▸ WORK ORDER
Please give the number of lines in the records below that include "Windows", with no other output.

---- LISTED RECORDS

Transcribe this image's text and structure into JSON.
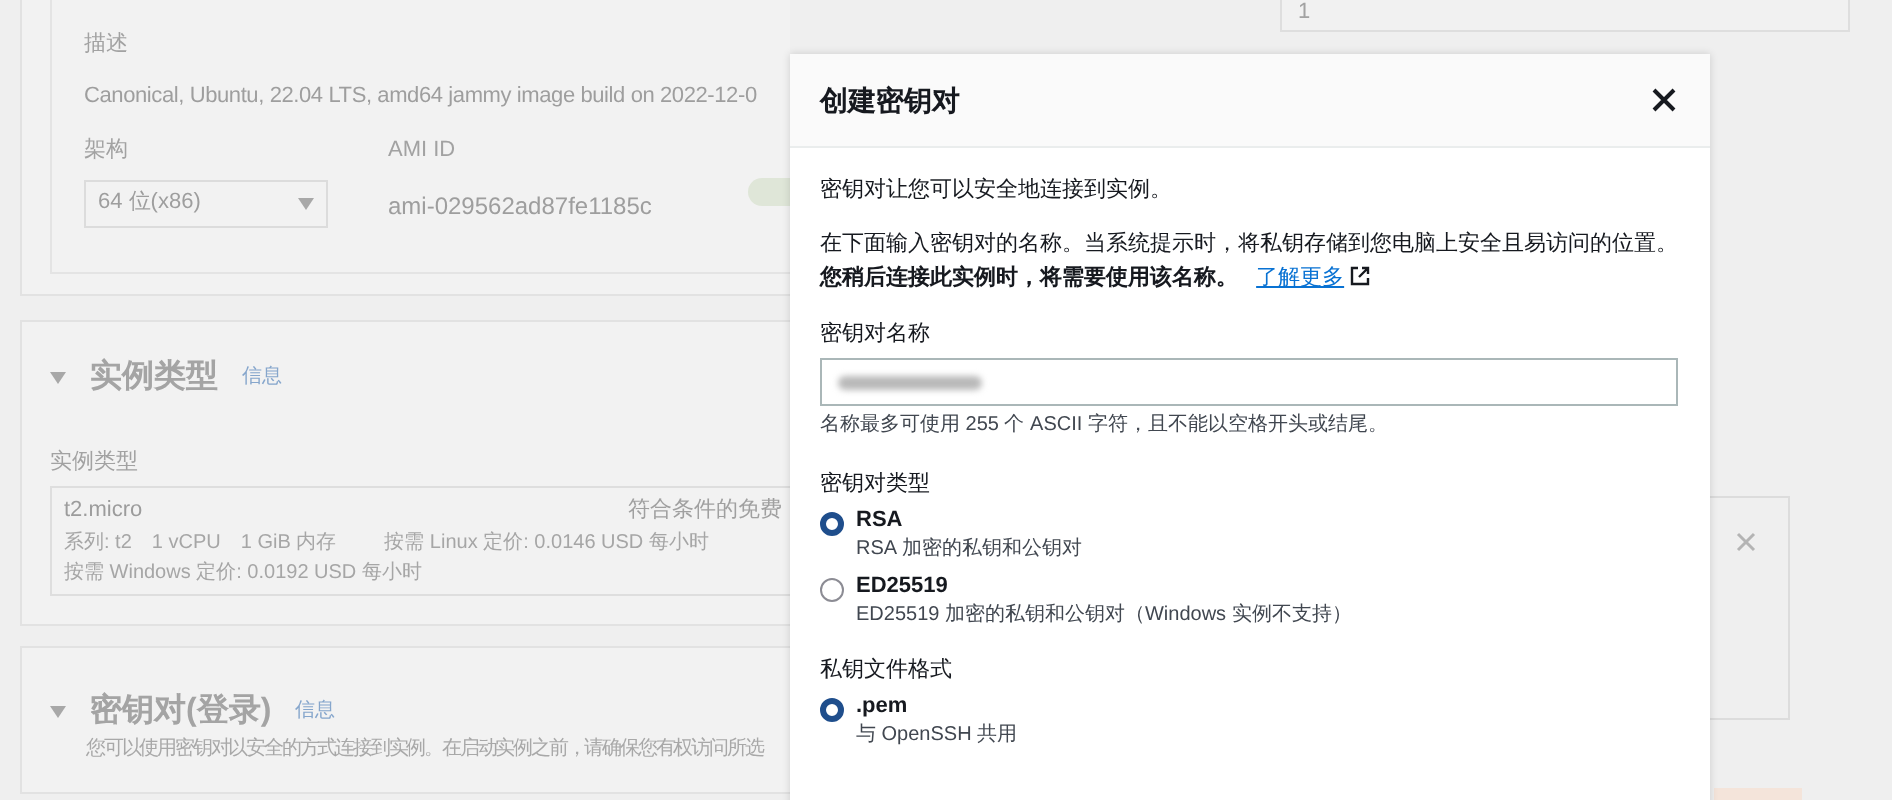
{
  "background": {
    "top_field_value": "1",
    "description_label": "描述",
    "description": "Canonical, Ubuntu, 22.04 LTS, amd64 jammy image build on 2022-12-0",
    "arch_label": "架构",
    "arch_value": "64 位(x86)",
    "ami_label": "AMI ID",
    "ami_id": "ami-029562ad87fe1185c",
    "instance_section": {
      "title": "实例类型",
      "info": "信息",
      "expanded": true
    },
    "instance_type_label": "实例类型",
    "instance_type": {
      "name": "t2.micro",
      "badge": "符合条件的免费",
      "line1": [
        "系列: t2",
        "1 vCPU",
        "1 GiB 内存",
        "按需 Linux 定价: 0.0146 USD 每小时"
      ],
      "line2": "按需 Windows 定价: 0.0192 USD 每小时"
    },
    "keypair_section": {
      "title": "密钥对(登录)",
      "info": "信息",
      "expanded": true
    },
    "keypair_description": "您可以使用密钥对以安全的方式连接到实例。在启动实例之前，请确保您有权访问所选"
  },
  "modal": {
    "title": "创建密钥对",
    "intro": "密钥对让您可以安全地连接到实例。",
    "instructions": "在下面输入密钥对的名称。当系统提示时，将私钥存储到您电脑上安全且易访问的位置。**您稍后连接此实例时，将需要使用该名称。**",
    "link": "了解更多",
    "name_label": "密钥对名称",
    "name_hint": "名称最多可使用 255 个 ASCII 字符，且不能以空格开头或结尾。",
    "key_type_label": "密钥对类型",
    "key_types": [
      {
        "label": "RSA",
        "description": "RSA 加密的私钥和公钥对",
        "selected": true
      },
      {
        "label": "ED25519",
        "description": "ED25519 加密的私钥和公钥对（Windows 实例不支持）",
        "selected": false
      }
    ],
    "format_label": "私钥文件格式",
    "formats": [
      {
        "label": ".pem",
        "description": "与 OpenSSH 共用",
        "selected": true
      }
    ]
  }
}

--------

▸ FINISHED TASK
2